    'Search behavior of dogs (Canis familiaris) in invisible displacement problems ' () 21 Animal Learning and Behavior : 246 -254.

    • Search Google Scholar
  • GAGNON, S. and DORÉ, F. (1994): A cross-sectional analysis of object permanence development in dogs (Canis familiaris). Journal of Comparative Psychology, 108, 220-232.

    'A cross-sectional analysis of object permanence development in dogs (Canis familiaris) ' () 108 Journal of Comparative Psychology : 220 -232.

    • Search Google Scholar
  • GÓMEZ, J.-C. (2005): Species comparative studies and cognitive development. Trends in Cognitive Sciences, 9, 118-125.

    'Species comparative studies and cognitive development ' () 9 Trends in Cognitive Sciences : 118 -125.

    • Search Google Scholar
  • KUBINYI, E., MIKLÓSI, Á., TOPÁL, J. and CSÁNYI, V. (2003a): Allelomimetic behaviour and social anticipation in dogs: preliminary results. Animal Cognition, 6, 57-63.

    'Allelomimetic behaviour and social anticipation in dogs: preliminary results ' () 6 Animal Cognition : 57 -63.

    • Search Google Scholar
  • KUMMER, H. and CORDS, M. (1991): Cues of ownership in long-tailed macaques (Macaca fascicularis). Animal Behaviour, 42, 529-549.

    'Cues of ownership in long-tailed macaques (Macaca fascicularis) ' () 42 Animal Behaviour : 529 -549.

    • Search Google Scholar
  • MIKLÓSI Á., TOPÁL J. and CSÁNYI V. (2004): Comparative social cognition: What can dogs teach us? Animal Behaviour, 67, 995-1004.

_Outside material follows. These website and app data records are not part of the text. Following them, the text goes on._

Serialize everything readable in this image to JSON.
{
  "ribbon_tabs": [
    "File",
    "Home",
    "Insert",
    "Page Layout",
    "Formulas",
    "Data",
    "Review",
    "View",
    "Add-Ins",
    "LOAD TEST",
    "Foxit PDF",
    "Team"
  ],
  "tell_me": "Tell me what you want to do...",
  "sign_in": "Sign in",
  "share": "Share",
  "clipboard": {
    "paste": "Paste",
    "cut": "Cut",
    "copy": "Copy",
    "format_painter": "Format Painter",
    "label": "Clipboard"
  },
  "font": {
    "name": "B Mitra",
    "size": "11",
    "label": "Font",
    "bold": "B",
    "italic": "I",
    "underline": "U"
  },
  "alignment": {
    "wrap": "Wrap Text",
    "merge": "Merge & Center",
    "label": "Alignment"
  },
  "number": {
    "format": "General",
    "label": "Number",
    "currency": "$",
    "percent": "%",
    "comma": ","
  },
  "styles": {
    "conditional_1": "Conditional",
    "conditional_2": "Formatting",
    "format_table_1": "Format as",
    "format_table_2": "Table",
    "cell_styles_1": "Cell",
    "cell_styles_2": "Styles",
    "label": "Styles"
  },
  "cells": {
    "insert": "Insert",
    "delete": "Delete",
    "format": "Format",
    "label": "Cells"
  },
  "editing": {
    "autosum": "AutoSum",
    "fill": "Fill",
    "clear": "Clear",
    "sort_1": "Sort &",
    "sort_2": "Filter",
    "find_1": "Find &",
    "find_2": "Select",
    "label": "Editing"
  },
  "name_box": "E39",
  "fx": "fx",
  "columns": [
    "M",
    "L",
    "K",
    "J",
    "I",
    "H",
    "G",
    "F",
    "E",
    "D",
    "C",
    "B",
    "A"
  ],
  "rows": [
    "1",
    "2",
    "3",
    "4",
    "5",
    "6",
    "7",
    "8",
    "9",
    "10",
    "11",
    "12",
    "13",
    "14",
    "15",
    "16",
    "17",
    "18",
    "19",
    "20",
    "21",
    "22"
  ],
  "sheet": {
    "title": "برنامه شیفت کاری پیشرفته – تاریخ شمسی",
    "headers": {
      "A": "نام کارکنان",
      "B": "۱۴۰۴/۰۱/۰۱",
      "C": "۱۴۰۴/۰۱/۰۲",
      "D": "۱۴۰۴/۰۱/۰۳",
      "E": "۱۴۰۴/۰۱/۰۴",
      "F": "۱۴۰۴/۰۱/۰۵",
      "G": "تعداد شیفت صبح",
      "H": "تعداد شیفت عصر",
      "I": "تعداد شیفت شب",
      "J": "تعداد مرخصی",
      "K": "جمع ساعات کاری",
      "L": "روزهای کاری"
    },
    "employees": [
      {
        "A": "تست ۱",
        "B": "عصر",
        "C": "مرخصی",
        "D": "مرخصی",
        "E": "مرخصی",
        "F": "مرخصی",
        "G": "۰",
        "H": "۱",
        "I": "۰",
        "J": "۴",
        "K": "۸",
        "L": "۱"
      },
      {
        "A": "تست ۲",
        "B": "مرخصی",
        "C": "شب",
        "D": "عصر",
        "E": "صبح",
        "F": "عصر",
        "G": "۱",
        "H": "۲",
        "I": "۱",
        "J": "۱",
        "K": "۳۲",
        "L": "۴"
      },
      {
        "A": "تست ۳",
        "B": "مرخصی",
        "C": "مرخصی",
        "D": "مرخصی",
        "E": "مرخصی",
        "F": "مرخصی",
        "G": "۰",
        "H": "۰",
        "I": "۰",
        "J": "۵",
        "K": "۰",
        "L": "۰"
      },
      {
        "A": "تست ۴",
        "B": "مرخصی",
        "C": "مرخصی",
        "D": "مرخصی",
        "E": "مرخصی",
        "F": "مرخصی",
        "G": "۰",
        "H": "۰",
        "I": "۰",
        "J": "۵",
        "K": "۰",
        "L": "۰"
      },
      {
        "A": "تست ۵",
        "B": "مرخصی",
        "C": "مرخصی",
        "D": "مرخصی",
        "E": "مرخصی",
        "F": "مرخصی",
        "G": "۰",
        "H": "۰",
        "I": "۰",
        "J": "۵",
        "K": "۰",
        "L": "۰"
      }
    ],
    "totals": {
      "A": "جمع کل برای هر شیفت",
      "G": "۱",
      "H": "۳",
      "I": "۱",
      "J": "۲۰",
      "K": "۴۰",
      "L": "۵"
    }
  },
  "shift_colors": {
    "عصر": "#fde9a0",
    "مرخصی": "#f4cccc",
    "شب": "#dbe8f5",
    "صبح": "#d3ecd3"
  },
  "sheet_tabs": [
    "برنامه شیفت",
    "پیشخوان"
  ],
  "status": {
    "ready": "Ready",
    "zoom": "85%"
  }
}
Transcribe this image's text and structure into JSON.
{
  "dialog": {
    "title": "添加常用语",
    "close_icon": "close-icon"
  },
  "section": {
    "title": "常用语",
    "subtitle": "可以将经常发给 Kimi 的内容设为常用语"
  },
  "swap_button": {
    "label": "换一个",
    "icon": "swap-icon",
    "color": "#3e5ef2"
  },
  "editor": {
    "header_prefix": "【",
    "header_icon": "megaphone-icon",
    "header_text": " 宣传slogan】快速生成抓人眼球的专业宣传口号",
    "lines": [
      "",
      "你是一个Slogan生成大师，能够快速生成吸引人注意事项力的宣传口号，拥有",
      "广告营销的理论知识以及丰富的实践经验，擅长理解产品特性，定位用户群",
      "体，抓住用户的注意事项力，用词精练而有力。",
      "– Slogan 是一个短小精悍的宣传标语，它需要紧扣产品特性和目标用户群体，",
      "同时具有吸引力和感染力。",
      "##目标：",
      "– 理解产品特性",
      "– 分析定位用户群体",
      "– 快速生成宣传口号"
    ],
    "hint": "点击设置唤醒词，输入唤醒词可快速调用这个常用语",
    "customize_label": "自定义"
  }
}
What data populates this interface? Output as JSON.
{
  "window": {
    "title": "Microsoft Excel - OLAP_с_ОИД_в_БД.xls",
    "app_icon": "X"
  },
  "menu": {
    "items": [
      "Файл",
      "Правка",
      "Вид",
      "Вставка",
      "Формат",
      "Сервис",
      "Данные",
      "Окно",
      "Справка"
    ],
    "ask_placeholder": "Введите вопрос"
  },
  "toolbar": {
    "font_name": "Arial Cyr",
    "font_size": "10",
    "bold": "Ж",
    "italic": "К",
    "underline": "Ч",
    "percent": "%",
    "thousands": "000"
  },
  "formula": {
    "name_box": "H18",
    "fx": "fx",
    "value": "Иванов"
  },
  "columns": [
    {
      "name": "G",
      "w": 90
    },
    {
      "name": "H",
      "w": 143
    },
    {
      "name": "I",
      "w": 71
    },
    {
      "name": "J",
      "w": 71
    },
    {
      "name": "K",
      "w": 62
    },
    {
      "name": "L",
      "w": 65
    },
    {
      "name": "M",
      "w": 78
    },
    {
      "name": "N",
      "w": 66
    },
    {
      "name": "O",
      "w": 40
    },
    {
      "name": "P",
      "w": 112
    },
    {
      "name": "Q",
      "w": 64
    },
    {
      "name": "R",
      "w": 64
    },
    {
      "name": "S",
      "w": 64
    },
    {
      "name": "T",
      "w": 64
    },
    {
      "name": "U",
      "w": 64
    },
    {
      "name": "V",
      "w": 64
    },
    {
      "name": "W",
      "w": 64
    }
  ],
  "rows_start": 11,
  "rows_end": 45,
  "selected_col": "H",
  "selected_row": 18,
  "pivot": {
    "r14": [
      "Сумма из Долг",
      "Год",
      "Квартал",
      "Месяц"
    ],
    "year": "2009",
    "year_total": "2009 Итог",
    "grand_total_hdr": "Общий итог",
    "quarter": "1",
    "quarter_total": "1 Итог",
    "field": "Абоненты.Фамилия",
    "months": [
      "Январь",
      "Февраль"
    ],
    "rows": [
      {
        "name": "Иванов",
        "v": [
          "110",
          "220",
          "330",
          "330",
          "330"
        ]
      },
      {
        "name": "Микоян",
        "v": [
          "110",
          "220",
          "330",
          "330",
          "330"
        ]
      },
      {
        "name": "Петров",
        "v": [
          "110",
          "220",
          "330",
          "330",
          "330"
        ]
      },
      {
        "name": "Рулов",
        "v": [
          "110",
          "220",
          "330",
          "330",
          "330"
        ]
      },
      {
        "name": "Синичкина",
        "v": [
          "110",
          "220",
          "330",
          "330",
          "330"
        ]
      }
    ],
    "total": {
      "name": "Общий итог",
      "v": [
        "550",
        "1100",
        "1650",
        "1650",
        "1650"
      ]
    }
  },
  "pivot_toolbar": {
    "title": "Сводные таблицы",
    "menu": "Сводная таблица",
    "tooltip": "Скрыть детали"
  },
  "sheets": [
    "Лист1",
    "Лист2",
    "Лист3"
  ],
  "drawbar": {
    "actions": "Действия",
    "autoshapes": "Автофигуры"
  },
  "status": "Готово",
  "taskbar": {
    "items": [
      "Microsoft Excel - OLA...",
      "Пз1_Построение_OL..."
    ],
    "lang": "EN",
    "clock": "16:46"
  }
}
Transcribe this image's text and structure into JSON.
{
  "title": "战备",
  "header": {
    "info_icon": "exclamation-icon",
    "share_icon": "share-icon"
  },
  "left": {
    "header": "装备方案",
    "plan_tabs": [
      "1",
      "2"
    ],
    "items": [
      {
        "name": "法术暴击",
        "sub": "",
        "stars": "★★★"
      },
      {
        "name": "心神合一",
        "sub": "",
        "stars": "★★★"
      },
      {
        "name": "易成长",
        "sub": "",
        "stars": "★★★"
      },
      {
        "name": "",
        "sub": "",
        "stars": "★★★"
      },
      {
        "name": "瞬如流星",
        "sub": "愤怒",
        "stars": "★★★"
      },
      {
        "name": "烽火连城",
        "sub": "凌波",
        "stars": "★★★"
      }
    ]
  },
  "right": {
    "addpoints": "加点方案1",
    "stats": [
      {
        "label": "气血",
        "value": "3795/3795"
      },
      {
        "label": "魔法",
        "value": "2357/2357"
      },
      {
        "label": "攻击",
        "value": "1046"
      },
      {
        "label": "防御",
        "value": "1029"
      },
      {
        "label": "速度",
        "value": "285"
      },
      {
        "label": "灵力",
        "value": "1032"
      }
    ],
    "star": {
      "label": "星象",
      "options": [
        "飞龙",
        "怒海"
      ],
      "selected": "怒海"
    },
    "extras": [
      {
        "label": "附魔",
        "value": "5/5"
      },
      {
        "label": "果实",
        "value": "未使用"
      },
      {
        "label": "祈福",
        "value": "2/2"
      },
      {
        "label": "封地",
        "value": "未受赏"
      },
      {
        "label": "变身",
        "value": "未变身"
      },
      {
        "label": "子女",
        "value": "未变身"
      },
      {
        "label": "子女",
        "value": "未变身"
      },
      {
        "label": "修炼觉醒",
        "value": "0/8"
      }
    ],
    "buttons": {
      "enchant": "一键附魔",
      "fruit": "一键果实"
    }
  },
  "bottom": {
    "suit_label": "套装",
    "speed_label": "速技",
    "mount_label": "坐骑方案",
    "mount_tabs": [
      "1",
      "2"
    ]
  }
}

    'Comparative social cognition: What can dogs teach us? ' () 67 Animal Behaviour : 995 -1004.

    • Search Google Scholar
  • KUBINYI, E., TOPÁL, J., MIKLÓSI, Á. and CSÁNYI, V. (2003b): Dogs learn from their owner via observation in a manipulation task. Journal of Comparative Psychology, 117, 156-165.

    'Dogs learn from their owner via observation in a manipulation task ' () 117 Journal of Comparative Psychology : 156 -165.

    • Search Google Scholar
  • NATALE, F., ANTINUCCI, F., SPINOZZI, G. and POTI, P. (1986): Stage 6 object concept in nonhuman primate cognition: A comparison between gorilla (Gorilla gorilla) and Japanese macaque (Macaca fuscata). Journal of Comparative Psychology, 100, 335-339.

    'Stage 6 object concept in nonhuman primate cognition: A comparison between gorilla (Gorilla gorilla) and Japanese macaque (Macaca fuscata) ' () 100 Journal of Comparative Psychology : 335 -339.

    • Search Google Scholar
  • UZGIRIS, I., C. and HUNT, J. (1975): Assessment in Infancy: Ordinal Scales of Psychological Development. Champaign: University of Illinois Press.

    Assessment in Infancy: Ordinal Scales of Psychological Development , ().

Journal of Cultural and Evolutionary Psychology
Language English
Size  
Year of
Foundation
2003
Publication
Programme
changed title
Volumes
per Year
 
Issues
per Year
 
Founder Akadémiai Kiadó
Founder's
Address
H-1117 Budapest, Hungary 1516 Budapest, PO Box 245.
Publisher Akadémiai Kiadó
Publisher's
Address
H-1117 Budapest, Hungary 1516 Budapest, PO Box 245.
Responsible
Publisher
Chief Executive Officer, Akadémiai Kiadó
ISSN 1589-5254 (Print)
ISSN 1589-7397 (Online)

Monthly Content Usage

Abstract Views Full Text Views PDF Downloads
Jun 2021 3 0 0
Jul 2021 4 2 2
Aug 2021 7 0 0
Sep 2021 7 0 0
Oct 2021 6 0 0
Nov 2021 10 1 1
Dec 2021 0 0 0